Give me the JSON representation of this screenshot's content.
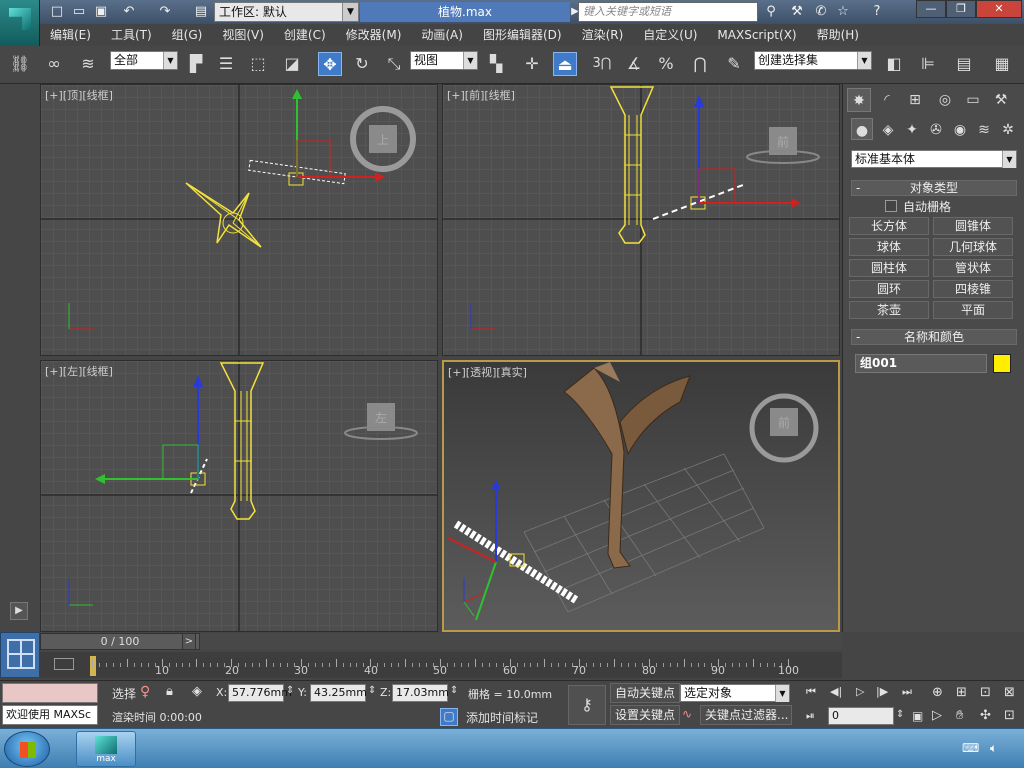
{
  "titlebar": {
    "workspace": "工作区: 默认",
    "filename": "植物.max",
    "search_placeholder": "键入关键字或短语"
  },
  "menu": [
    "编辑(E)",
    "工具(T)",
    "组(G)",
    "视图(V)",
    "创建(C)",
    "修改器(M)",
    "动画(A)",
    "图形编辑器(D)",
    "渲染(R)",
    "自定义(U)",
    "MAXScript(X)",
    "帮助(H)"
  ],
  "toolbar": {
    "selection_filter": "全部",
    "ref_coord": "视图",
    "named_selection": "创建选择集",
    "snap_label": "3"
  },
  "viewports": {
    "top": "[+][顶][线框]",
    "front": "[+][前][线框]",
    "left": "[+][左][线框]",
    "persp": "[+][透视][真实]"
  },
  "viewcube": {
    "top": "上",
    "front": "前",
    "left": "左",
    "persp": "前"
  },
  "cmdpanel": {
    "category": "标准基本体",
    "rollout_object_type": "对象类型",
    "autogrid": "自动栅格",
    "buttons": [
      "长方体",
      "圆锥体",
      "球体",
      "几何球体",
      "圆柱体",
      "管状体",
      "圆环",
      "四棱锥",
      "茶壶",
      "平面"
    ],
    "rollout_name_color": "名称和颜色",
    "object_name": "组001",
    "object_color": "#ffee00"
  },
  "timeline": {
    "slider_text": "0 / 100",
    "labels": [
      "10",
      "20",
      "30",
      "40",
      "50",
      "60",
      "70",
      "80",
      "90",
      "100"
    ]
  },
  "status": {
    "maxscript_listener": "欢迎使用 MAXSc",
    "select_label": "选择",
    "x_label": "X:",
    "x_value": "57.776mm",
    "y_label": "Y:",
    "y_value": "43.25mm",
    "z_label": "Z:",
    "z_value": "17.03mm",
    "grid": "栅格 = 10.0mm",
    "render_time": "渲染时间  0:00:00",
    "add_time_tag": "添加时间标记",
    "auto_key": "自动关键点",
    "set_key": "设置关键点",
    "key_mode": "选定对象",
    "key_filters": "关键点过滤器...",
    "frame": "0"
  },
  "taskbar": {
    "app_label": "max"
  }
}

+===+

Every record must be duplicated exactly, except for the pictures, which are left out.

Give me the JSON representation of this screenshot's content.
{
  "titlebar": {
    "workspace": "工作区: 默认",
    "filename": "植物.max",
    "search_placeholder": "键入关键字或短语"
  },
  "menu": [
    "编辑(E)",
    "工具(T)",
    "组(G)",
    "视图(V)",
    "创建(C)",
    "修改器(M)",
    "动画(A)",
    "图形编辑器(D)",
    "渲染(R)",
    "自定义(U)",
    "MAXScript(X)",
    "帮助(H)"
  ],
  "toolbar": {
    "selection_filter": "全部",
    "ref_coord": "视图",
    "named_selection": "创建选择集",
    "snap_label": "3"
  },
  "viewports": {
    "top": "[+][顶][线框]",
    "front": "[+][前][线框]",
    "left": "[+][左][线框]",
    "persp": "[+][透视][真实]"
  },
  "viewcube": {
    "top": "上",
    "front": "前",
    "left": "左",
    "persp": "前"
  },
  "cmdpanel": {
    "category": "标准基本体",
    "rollout_object_type": "对象类型",
    "autogrid": "自动栅格",
    "buttons": [
      "长方体",
      "圆锥体",
      "球体",
      "几何球体",
      "圆柱体",
      "管状体",
      "圆环",
      "四棱锥",
      "茶壶",
      "平面"
    ],
    "rollout_name_color": "名称和颜色",
    "object_name": "组001",
    "object_color": "#ffee00"
  },
  "timeline": {
    "slider_text": "0 / 100",
    "labels": [
      "10",
      "20",
      "30",
      "40",
      "50",
      "60",
      "70",
      "80",
      "90",
      "100"
    ]
  },
  "status": {
    "maxscript_listener": "欢迎使用 MAXSc",
    "select_label": "选择",
    "x_label": "X:",
    "x_value": "57.776mm",
    "y_label": "Y:",
    "y_value": "43.25mm",
    "z_label": "Z:",
    "z_value": "17.03mm",
    "grid": "栅格 = 10.0mm",
    "render_time": "渲染时间  0:00:00",
    "add_time_tag": "添加时间标记",
    "auto_key": "自动关键点",
    "set_key": "设置关键点",
    "key_mode": "选定对象",
    "key_filters": "关键点过滤器...",
    "frame": "0"
  },
  "taskbar": {
    "app_label": "max"
  }
}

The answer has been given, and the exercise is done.